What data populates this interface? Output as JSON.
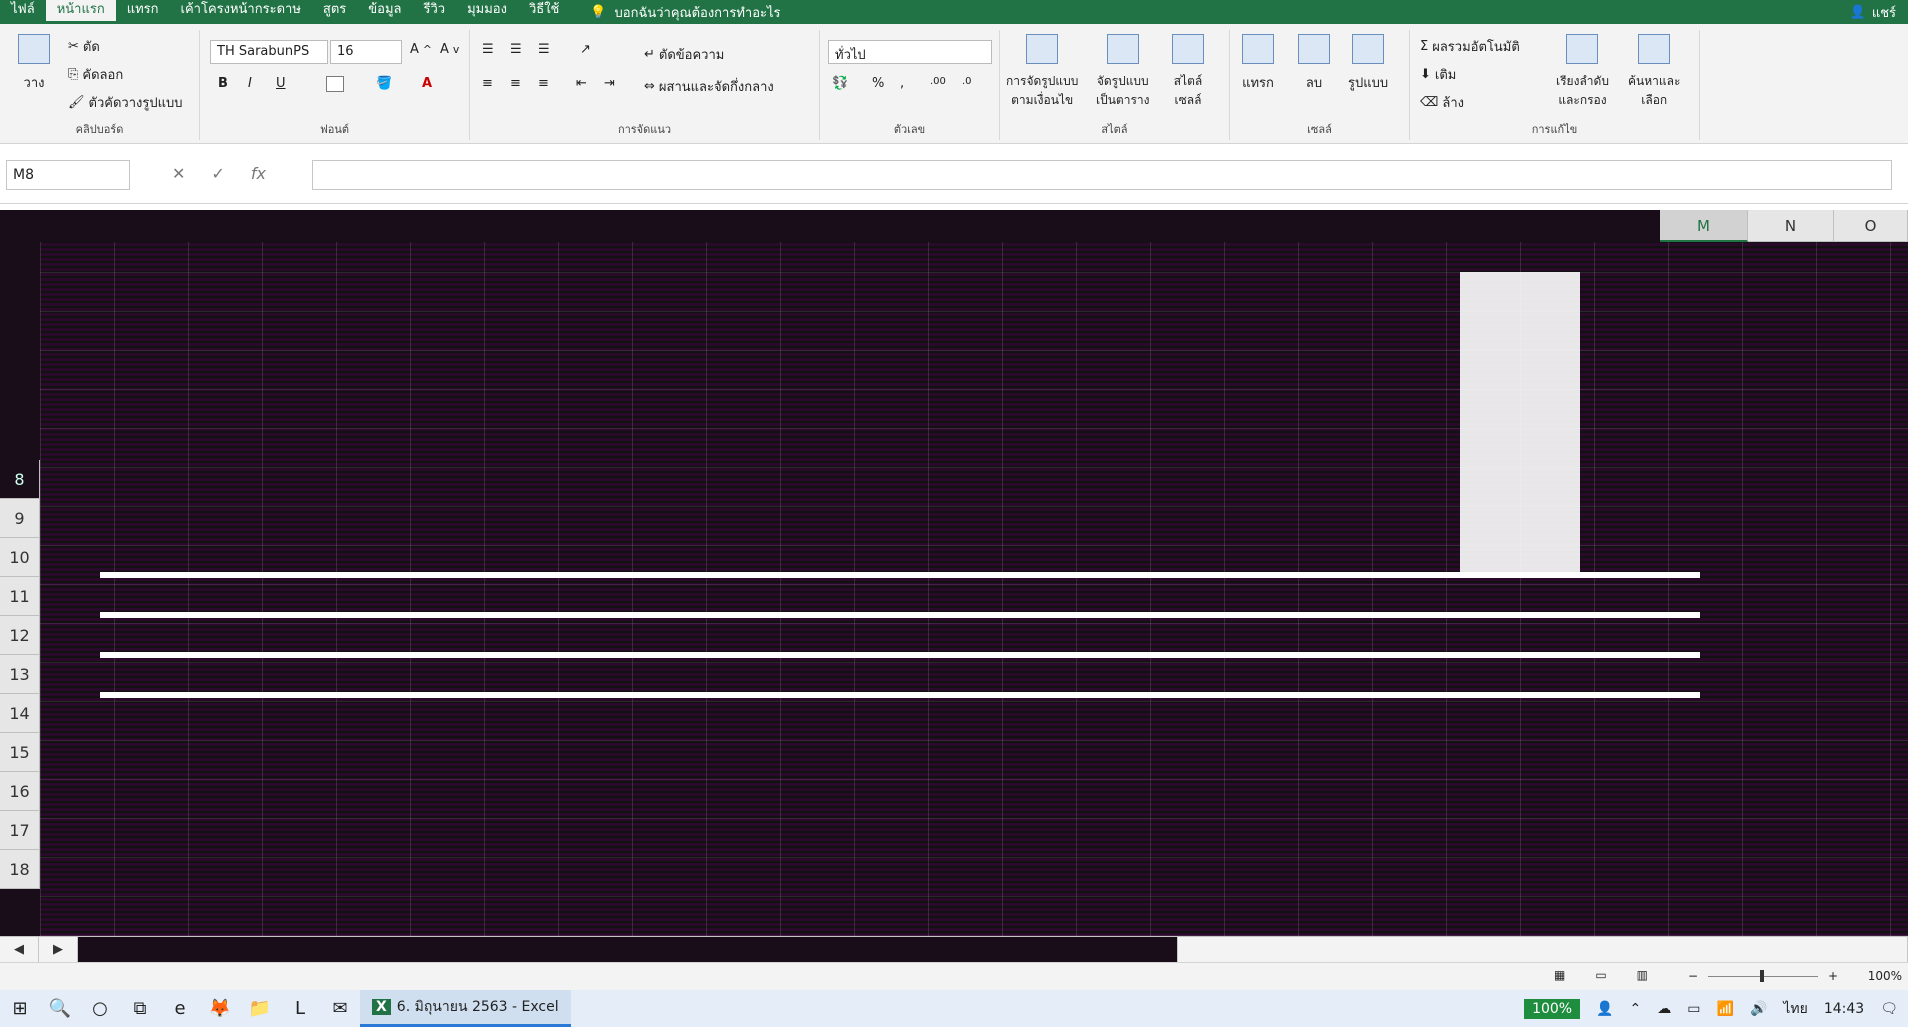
{
  "ribbon_tabs": [
    "ไฟล์",
    "หน้าแรก",
    "แทรก",
    "เค้าโครงหน้ากระดาษ",
    "สูตร",
    "ข้อมูล",
    "รีวิว",
    "มุมมอง",
    "วิธีใช้"
  ],
  "active_tab": "หน้าแรก",
  "tell_me": "บอกฉันว่าคุณต้องการทำอะไร",
  "share_label": "แชร์",
  "clipboard": {
    "paste": "วาง",
    "cut": "ตัด",
    "copy": "คัดลอก",
    "format_painter": "ตัวคัดวางรูปแบบ",
    "label": "คลิปบอร์ด"
  },
  "font": {
    "name": "TH SarabunPS",
    "size": "16",
    "label": "ฟอนต์"
  },
  "alignment": {
    "wrap": "ตัดข้อความ",
    "merge": "ผสานและจัดกึ่งกลาง",
    "label": "การจัดแนว"
  },
  "number": {
    "format": "ทั่วไป",
    "label": "ตัวเลข"
  },
  "styles": {
    "cond": "การจัดรูปแบบ\nตามเงื่อนไข",
    "table": "จัดรูปแบบ\nเป็นตาราง",
    "cell": "สไตล์\nเซลล์",
    "label": "สไตล์"
  },
  "cells_group": {
    "insert": "แทรก",
    "delete": "ลบ",
    "format": "รูปแบบ",
    "label": "เซลล์"
  },
  "editing": {
    "autosum": "ผลรวมอัตโนมัติ",
    "fill": "เติม",
    "clear": "ล้าง",
    "sort": "เรียงลำดับ\nและกรอง",
    "find": "ค้นหาและ\nเลือก",
    "label": "การแก้ไข"
  },
  "name_box": "M8",
  "columns": [
    "M",
    "N",
    "O"
  ],
  "selected_column": "M",
  "rows": [
    "8",
    "9",
    "10",
    "11",
    "12",
    "13",
    "14",
    "15",
    "16",
    "17",
    "18"
  ],
  "zoom": "100%",
  "taskbar": {
    "app_title": "6. มิถุนายน 2563 - Excel",
    "battery": "100%",
    "lang": "ไทย",
    "time": "14:43"
  }
}
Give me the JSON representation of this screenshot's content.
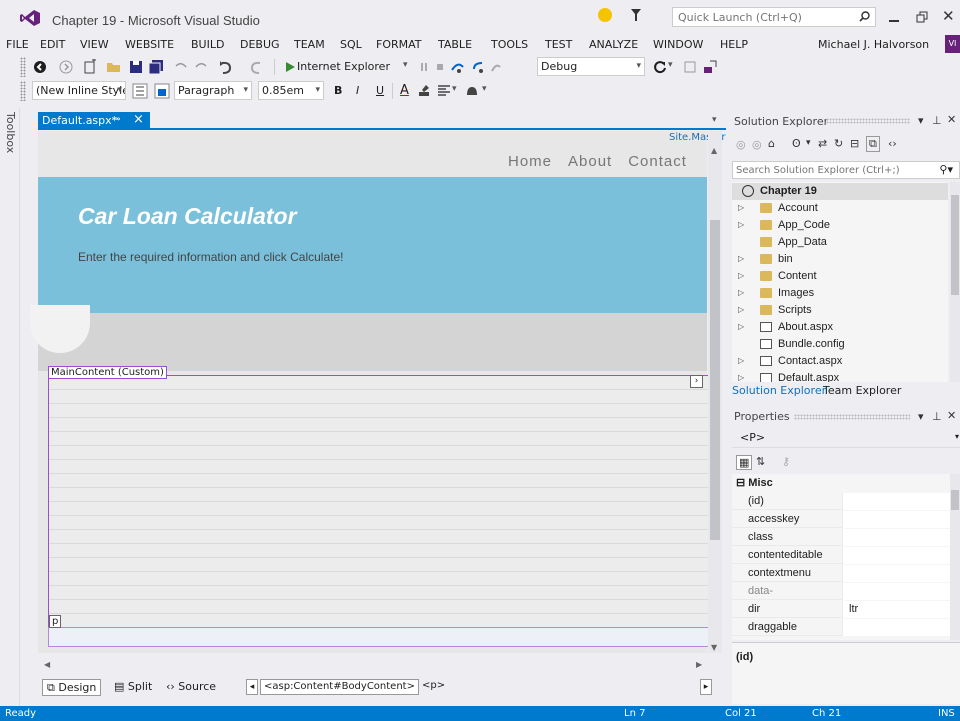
{
  "window": {
    "title": "Chapter 19 - Microsoft Visual Studio",
    "quick_launch_placeholder": "Quick Launch (Ctrl+Q)"
  },
  "menu": {
    "items": [
      "FILE",
      "EDIT",
      "VIEW",
      "WEBSITE",
      "BUILD",
      "DEBUG",
      "TEAM",
      "SQL",
      "FORMAT",
      "TABLE",
      "TOOLS",
      "TEST",
      "ANALYZE",
      "WINDOW",
      "HELP"
    ],
    "user": "Michael J. Halvorson",
    "user_badge": "VI"
  },
  "toolbar1": {
    "browser_label": "Internet Explorer",
    "config_value": "Debug"
  },
  "toolbar2": {
    "style_value": "(New Inline Style",
    "block_value": "Paragraph",
    "size_value": "0.85em",
    "bold": "B",
    "italic": "I",
    "underline": "U",
    "font_color": "A"
  },
  "toolbox": {
    "label": "Toolbox"
  },
  "document": {
    "tab_label": "Default.aspx*",
    "master_label": "Site.Master",
    "nav": [
      "Home",
      "About",
      "Contact"
    ],
    "hero_title": "Car Loan Calculator",
    "hero_subtitle": "Enter the required information and click Calculate!",
    "content_label": "MainContent (Custom)",
    "p_tag": "p"
  },
  "view_tabs": {
    "design": "Design",
    "split": "Split",
    "source": "Source",
    "crumb1": "<asp:Content#BodyContent>",
    "crumb2": "<p>"
  },
  "solution_explorer": {
    "title": "Solution Explorer",
    "search_placeholder": "Search Solution Explorer (Ctrl+;)",
    "root": "Chapter 19",
    "items": [
      {
        "label": "Account",
        "type": "folder",
        "expandable": true
      },
      {
        "label": "App_Code",
        "type": "folder",
        "expandable": true
      },
      {
        "label": "App_Data",
        "type": "folder",
        "expandable": false
      },
      {
        "label": "bin",
        "type": "folder",
        "expandable": true
      },
      {
        "label": "Content",
        "type": "folder",
        "expandable": true
      },
      {
        "label": "Images",
        "type": "folder",
        "expandable": true
      },
      {
        "label": "Scripts",
        "type": "folder",
        "expandable": true
      },
      {
        "label": "About.aspx",
        "type": "page",
        "expandable": true
      },
      {
        "label": "Bundle.config",
        "type": "config",
        "expandable": false
      },
      {
        "label": "Contact.aspx",
        "type": "page",
        "expandable": true
      },
      {
        "label": "Default.aspx",
        "type": "page",
        "expandable": true
      }
    ],
    "tab1": "Solution Explorer",
    "tab2": "Team Explorer"
  },
  "properties": {
    "title": "Properties",
    "selected": "<P>",
    "category": "Misc",
    "rows": [
      {
        "name": "(id)",
        "value": ""
      },
      {
        "name": "accesskey",
        "value": ""
      },
      {
        "name": "class",
        "value": ""
      },
      {
        "name": "contenteditable",
        "value": ""
      },
      {
        "name": "contextmenu",
        "value": ""
      },
      {
        "name": "data-",
        "value": ""
      },
      {
        "name": "dir",
        "value": "ltr"
      },
      {
        "name": "draggable",
        "value": ""
      }
    ],
    "description": "(id)"
  },
  "status": {
    "ready": "Ready",
    "ln": "Ln 7",
    "col": "Col 21",
    "ch": "Ch 21",
    "mode": "INS"
  },
  "colors": {
    "accent": "#007acc",
    "hero": "#7ac0da",
    "content_border": "#9b4fd0",
    "vs_purple": "#68217a"
  }
}
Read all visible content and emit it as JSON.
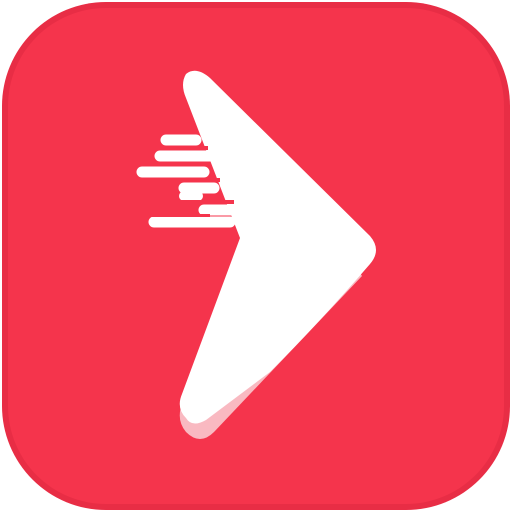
{
  "icon": {
    "name": "play-arrow-speed-icon",
    "background_color": "#F5344C",
    "rim_color": "#E82D45",
    "arrow_color": "#FFFFFF",
    "arrow_shadow_color": "#F9B9C1"
  }
}
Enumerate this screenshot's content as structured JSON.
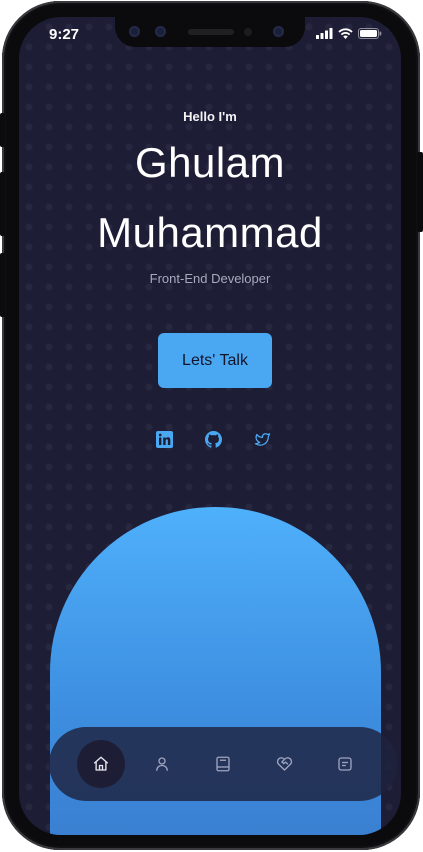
{
  "status_bar": {
    "time": "9:27"
  },
  "hero": {
    "greeting": "Hello I'm",
    "name_line1": "Ghulam",
    "name_line2": "Muhammad",
    "role": "Front-End Developer",
    "cta_label": "Lets' Talk"
  },
  "socials": [
    {
      "icon": "linkedin-icon"
    },
    {
      "icon": "github-icon"
    },
    {
      "icon": "twitter-icon"
    }
  ],
  "nav": {
    "active_index": 0,
    "items": [
      {
        "icon": "home-icon"
      },
      {
        "icon": "user-icon"
      },
      {
        "icon": "book-icon"
      },
      {
        "icon": "heart-handshake-icon"
      },
      {
        "icon": "message-icon"
      }
    ]
  },
  "colors": {
    "background": "#1d1d36",
    "accent": "#4aa8f3",
    "social_icon": "#4aa8f3"
  }
}
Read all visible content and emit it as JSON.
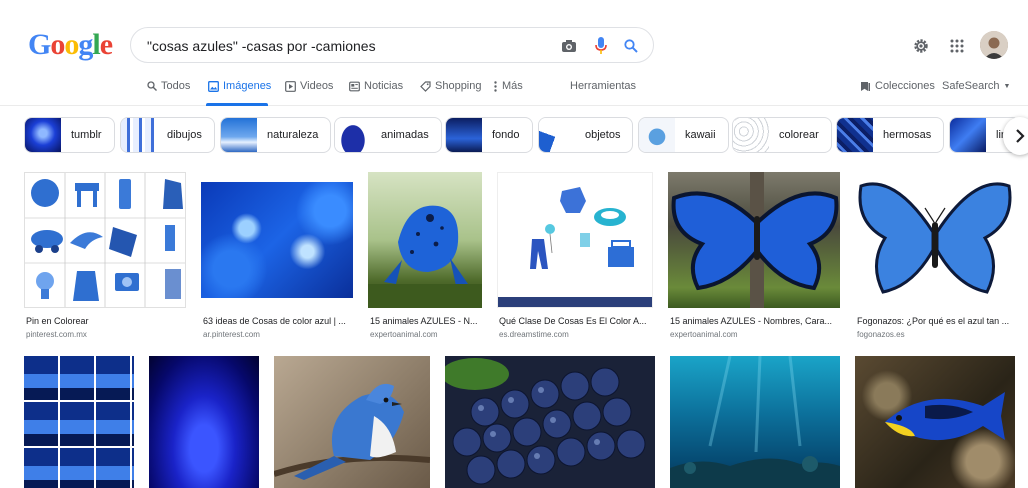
{
  "logo": {
    "letters": [
      "G",
      "o",
      "o",
      "g",
      "l",
      "e"
    ],
    "colors": [
      "#4285f4",
      "#ea4335",
      "#fbbc05",
      "#4285f4",
      "#34a853",
      "#ea4335"
    ]
  },
  "search": {
    "query": "\"cosas azules\" -casas por -camiones"
  },
  "icons": {
    "camera": "camera-icon",
    "mic": "microphone-icon",
    "search": "search-icon",
    "settings": "gear-icon",
    "apps": "apps-grid-icon"
  },
  "tabs": [
    {
      "label": "Todos",
      "icon": "search-icon"
    },
    {
      "label": "Imágenes",
      "icon": "image-icon"
    },
    {
      "label": "Videos",
      "icon": "play-icon"
    },
    {
      "label": "Noticias",
      "icon": "news-icon"
    },
    {
      "label": "Shopping",
      "icon": "tag-icon"
    },
    {
      "label": "Más",
      "icon": "more-vertical-icon"
    }
  ],
  "tools_label": "Herramientas",
  "collections_label": "Colecciones",
  "safesearch_label": "SafeSearch",
  "chips": [
    "tumblr",
    "dibujos",
    "naturaleza",
    "animadas",
    "fondo",
    "objetos",
    "kawaii",
    "colorear",
    "hermosas",
    "lin"
  ],
  "results_row1": [
    {
      "title": "Pin en Colorear",
      "source": "pinterest.com.mx"
    },
    {
      "title": "63 ideas de Cosas de color azul | ...",
      "source": "ar.pinterest.com"
    },
    {
      "title": "15 animales AZULES - N...",
      "source": "expertoanimal.com"
    },
    {
      "title": "Qué Clase De Cosas Es El Color A...",
      "source": "es.dreamstime.com"
    },
    {
      "title": "15 animales AZULES - Nombres, Cara...",
      "source": "expertoanimal.com"
    },
    {
      "title": "Fogonazos: ¿Por qué es el azul tan ...",
      "source": "fogonazos.es"
    }
  ],
  "colors": {
    "accent": "#1a73e8",
    "text": "#202124",
    "muted": "#5f6368",
    "source": "#70757a",
    "border": "#dadce0"
  }
}
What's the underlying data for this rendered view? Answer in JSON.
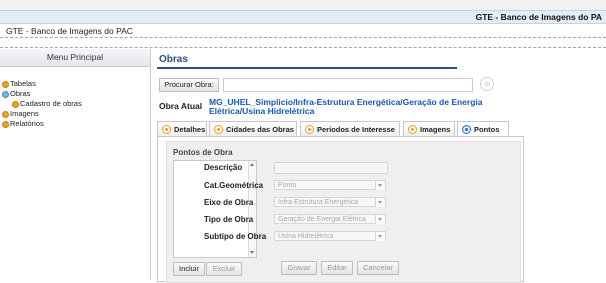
{
  "app": {
    "title": "GTE - Banco de Imagens do PA",
    "subtitle": "GTE - Banco de Imagens do PAC"
  },
  "sidebar": {
    "header": "Menu Principal",
    "items": [
      {
        "label": "Tabelas"
      },
      {
        "label": "Obras"
      },
      {
        "label": "Cadastro de obras"
      },
      {
        "label": "Imagens"
      },
      {
        "label": "Relatórios"
      }
    ]
  },
  "main": {
    "title": "Obras",
    "search_button": "Procurar Obra:",
    "search_value": "",
    "obra_label": "Obra Atual",
    "obra_value": "MG_UHEL_Simplicio/Infra-Estrutura Energética/Geração de Energia Elétrica/Usina Hidrelétrica",
    "tabs": [
      {
        "label": "Detalhes"
      },
      {
        "label": "Cidades das Obras"
      },
      {
        "label": "Períodos de Interesse"
      },
      {
        "label": "Imagens"
      },
      {
        "label": "Pontos"
      }
    ],
    "pontos": {
      "title": "Pontos de Obra",
      "fields": {
        "descricao": {
          "label": "Descrição",
          "value": ""
        },
        "cat_geometrica": {
          "label": "Cat.Geométrica",
          "value": "Ponto"
        },
        "eixo": {
          "label": "Eixo de Obra",
          "value": "Infra-Estrutura Energética"
        },
        "tipo": {
          "label": "Tipo de Obra",
          "value": "Geração de Energia Elétrica"
        },
        "subtipo": {
          "label": "Subtipo de Obra",
          "value": "Usina Hidrelétrica"
        }
      },
      "buttons": {
        "incluir": "Incluir",
        "excluir": "Excluir",
        "gravar": "Gravar",
        "editar": "Editar",
        "cancelar": "Cancelar"
      }
    }
  }
}
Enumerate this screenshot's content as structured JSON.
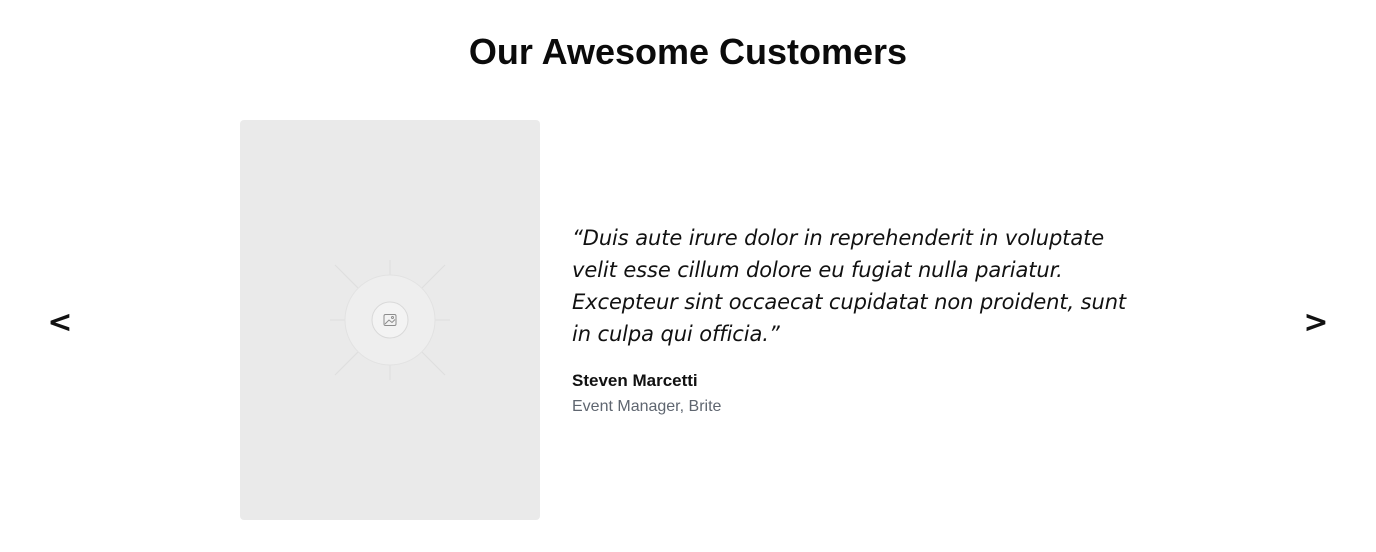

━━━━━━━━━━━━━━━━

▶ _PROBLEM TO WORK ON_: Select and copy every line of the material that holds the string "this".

▶ _RESPONSE TO THE EXERCISE_:
What data populates this interface? Output as JSON.
Give me the JSON representation of this screenshot's content.
Enumerate this screenshot's content as structured JSON.
What's the underlying data for this rendered view? Answer in JSON.
Enumerate this screenshot's content as structured JSON.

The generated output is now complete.